Along with all the head-turning highlights, ranging from scrambles out of the pocket to deep balls, the sophomore has yet to throw an interception.

He holds a 16-to-0 touchdown-to-interception ratio with 114 passes attempted.

“There's a couple that he threw in harm's way that maybe could have gone the other way,” Ohio State coach Ryan Day said, “but they didn't. So he's got to keep making those good decisions, keep taking care of the ball.”

Most recruiting analysts raved about Fields’ arm strength and athleticism when he emerged as a decorated high school quarterback prospect. But so far he has also proved to be a polished passer, ahead of the curve as a first-time starter in college.

Fields credited the absence of interceptions to an emphasis placed by Day, a former offensive coordinator and quarterbacks coach.

“Coach Day puts it in my brain every day in practice, ‘Take care of the ball, take care of the ball,’” Fields said. “And that's really the plan to win. So when I'm on the field, I’m really thinking about making smart decisions and really just taking care of the ball, knowing the situation and down and distance, and kind of laying it out in my mind.”

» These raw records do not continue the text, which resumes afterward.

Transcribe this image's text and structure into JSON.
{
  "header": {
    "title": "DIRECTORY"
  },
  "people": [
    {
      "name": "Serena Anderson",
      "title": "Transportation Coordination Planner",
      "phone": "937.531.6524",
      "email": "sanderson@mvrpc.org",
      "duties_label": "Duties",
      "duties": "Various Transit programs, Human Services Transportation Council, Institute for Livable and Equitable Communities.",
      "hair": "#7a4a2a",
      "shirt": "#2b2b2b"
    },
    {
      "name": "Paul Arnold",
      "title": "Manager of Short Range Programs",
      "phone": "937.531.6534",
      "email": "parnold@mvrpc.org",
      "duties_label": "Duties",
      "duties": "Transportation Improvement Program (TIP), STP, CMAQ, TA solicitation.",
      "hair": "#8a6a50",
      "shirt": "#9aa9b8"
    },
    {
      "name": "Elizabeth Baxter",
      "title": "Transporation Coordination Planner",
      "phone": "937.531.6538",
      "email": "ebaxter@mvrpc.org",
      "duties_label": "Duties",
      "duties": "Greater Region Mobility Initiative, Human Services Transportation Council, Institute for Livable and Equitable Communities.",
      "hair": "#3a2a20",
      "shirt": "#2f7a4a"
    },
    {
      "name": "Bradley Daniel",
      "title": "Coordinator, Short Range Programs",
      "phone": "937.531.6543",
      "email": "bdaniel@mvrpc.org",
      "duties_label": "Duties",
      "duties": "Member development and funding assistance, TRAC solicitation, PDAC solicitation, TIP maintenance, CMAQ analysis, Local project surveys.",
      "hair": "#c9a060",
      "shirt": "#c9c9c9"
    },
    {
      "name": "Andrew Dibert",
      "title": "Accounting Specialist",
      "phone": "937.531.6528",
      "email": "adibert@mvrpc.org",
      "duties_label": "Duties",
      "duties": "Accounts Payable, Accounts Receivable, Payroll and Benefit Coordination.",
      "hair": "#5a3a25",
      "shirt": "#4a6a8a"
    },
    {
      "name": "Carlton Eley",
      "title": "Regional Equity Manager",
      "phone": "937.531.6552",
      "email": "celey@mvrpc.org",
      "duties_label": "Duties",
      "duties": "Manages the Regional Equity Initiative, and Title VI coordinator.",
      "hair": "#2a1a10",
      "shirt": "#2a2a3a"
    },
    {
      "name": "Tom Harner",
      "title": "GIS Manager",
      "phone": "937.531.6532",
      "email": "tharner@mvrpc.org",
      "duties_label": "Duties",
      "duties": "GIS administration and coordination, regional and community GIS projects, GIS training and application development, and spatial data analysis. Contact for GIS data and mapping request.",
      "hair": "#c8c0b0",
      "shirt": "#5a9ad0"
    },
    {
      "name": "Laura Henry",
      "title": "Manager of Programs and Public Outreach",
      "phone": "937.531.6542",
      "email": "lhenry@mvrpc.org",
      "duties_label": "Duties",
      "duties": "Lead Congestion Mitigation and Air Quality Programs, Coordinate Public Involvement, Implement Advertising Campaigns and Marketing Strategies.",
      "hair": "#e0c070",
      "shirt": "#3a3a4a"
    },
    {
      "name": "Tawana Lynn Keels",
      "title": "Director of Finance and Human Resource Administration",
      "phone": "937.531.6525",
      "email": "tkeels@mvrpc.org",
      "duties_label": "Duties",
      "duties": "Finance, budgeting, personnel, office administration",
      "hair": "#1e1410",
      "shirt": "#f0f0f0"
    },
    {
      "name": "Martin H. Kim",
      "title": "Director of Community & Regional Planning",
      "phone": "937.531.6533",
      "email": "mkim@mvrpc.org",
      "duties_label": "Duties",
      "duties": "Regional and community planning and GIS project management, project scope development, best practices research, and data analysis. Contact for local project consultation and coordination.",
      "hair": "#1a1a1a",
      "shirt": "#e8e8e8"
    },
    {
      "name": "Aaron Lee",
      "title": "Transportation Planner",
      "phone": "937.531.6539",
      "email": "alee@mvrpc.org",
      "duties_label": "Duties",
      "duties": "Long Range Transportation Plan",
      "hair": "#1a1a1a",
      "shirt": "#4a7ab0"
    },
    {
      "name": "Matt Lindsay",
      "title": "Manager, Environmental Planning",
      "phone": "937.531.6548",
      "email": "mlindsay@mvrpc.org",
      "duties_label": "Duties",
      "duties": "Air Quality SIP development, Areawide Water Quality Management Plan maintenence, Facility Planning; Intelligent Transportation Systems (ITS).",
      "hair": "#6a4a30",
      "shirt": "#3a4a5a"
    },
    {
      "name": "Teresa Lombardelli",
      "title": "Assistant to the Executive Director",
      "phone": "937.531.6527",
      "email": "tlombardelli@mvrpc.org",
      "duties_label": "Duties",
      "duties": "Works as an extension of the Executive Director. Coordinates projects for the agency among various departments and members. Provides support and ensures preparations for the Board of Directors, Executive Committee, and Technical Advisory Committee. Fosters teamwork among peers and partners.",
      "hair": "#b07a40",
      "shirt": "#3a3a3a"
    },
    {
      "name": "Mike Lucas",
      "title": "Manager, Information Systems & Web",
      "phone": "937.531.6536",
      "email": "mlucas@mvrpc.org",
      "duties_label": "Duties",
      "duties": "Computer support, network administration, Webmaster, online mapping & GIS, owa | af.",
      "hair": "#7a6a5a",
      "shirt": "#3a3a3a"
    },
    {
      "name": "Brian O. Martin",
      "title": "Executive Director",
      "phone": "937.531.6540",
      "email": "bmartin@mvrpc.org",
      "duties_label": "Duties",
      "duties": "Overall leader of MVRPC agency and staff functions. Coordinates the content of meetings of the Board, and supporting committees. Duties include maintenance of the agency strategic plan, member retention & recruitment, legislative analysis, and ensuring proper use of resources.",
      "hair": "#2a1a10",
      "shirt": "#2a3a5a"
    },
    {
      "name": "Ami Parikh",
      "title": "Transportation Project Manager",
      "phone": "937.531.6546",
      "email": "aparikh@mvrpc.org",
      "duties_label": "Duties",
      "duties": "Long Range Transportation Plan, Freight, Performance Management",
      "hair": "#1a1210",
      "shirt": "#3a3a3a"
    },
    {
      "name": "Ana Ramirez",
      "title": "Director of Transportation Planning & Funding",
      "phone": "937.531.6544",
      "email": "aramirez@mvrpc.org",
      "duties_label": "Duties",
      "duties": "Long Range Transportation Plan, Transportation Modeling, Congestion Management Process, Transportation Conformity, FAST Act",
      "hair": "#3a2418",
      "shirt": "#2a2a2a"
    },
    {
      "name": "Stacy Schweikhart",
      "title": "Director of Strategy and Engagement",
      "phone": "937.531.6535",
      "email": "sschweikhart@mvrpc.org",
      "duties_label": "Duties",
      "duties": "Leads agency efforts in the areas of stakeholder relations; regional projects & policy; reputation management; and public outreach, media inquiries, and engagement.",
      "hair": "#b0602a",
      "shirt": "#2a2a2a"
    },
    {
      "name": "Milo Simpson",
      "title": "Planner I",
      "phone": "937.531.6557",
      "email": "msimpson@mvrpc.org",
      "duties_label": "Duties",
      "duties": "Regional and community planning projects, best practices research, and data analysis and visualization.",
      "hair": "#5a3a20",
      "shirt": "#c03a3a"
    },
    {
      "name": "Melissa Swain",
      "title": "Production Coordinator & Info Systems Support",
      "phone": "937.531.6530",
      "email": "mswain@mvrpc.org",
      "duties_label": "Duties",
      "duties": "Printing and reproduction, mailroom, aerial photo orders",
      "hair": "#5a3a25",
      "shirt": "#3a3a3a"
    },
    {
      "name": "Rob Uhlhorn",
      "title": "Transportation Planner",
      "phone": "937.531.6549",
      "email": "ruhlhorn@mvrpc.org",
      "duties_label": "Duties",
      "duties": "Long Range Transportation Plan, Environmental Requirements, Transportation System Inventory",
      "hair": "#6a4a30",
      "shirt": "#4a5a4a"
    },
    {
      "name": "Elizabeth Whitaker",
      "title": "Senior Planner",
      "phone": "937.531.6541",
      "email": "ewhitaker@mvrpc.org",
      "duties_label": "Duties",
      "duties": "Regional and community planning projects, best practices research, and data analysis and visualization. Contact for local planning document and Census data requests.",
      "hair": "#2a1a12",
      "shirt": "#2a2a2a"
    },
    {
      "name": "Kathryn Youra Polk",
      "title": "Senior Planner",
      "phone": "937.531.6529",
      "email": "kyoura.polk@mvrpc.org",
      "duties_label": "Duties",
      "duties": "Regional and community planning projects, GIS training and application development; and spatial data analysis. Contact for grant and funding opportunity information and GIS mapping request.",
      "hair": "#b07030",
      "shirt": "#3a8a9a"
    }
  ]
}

His predecessor, Dwayne Haskins Jr., was picked off twice last season in his first five starts, and J.T. Barrett was intercepted five times in his first five starts when he debuted as a redshirt freshman in 2014.

The team most poised to challenge Fields’ streak might be Michigan State, which visits the Buckeyes for a prime-time matchup Saturday night.

The Spartans, who have long boasted one of the nation’s best defenses under veteran coach Mark Dantonio, have intercepted six passes this season, tied for eighth most in the nation, and have broken up 27 passes, ranking 16th.

“They're not super complicated,” Day said, “but they have answers to everything that you do. The minute you run a play, they're on top of it and they've got it defended the next play.”

Adversity will likely arrive for Fields at some point this season. He's prepared for it.

When he was intercepted against Sprayberry nearly two years ago, it became a blip on his Friday night performance. Fields shrugged it off and still threw five touchdowns passes.

The scenario has not arisen in a game this season. Fields said the only chance to respond has come in practices while matched up against the Buckeyes’ talented secondary.

The first-team offense faces the first-team defense in practices. The situation prompts Fields to throw toward targets that are covered by cornerbacks Jeff Okudah and Damon Arnette.

Both are stingy.

If he is picked off by Michigan State or another Big Ten team in the following weeks, Fields expects he'll carry himself in the same manner.

He won’t fret.

“I probably won't treat it any different,” he said. “As coach Day says, you've just got to move on to the next play and worry about the next play. I’m not really going to dwell on it that much, and just play my game.”